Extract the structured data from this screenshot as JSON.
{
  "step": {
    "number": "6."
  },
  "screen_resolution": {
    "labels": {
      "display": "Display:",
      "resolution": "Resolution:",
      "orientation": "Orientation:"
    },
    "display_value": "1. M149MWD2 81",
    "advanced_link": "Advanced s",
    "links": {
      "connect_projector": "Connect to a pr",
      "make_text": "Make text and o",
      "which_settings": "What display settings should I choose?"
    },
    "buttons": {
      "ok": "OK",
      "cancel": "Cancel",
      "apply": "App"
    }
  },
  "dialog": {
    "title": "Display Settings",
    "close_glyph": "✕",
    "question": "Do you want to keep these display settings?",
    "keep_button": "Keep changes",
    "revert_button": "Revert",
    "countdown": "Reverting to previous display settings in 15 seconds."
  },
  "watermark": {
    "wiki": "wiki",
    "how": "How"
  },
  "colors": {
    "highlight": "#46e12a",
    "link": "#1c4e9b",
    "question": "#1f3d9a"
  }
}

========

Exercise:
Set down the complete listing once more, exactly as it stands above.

Exercise answer:
Extract the structured data from this screenshot as JSON.
{
  "step": {
    "number": "6."
  },
  "screen_resolution": {
    "labels": {
      "display": "Display:",
      "resolution": "Resolution:",
      "orientation": "Orientation:"
    },
    "display_value": "1. M149MWD2 81",
    "advanced_link": "Advanced s",
    "links": {
      "connect_projector": "Connect to a pr",
      "make_text": "Make text and o",
      "which_settings": "What display settings should I choose?"
    },
    "buttons": {
      "ok": "OK",
      "cancel": "Cancel",
      "apply": "App"
    }
  },
  "dialog": {
    "title": "Display Settings",
    "close_glyph": "✕",
    "question": "Do you want to keep these display settings?",
    "keep_button": "Keep changes",
    "revert_button": "Revert",
    "countdown": "Reverting to previous display settings in 15 seconds."
  },
  "watermark": {
    "wiki": "wiki",
    "how": "How"
  },
  "colors": {
    "highlight": "#46e12a",
    "link": "#1c4e9b",
    "question": "#1f3d9a"
  }
}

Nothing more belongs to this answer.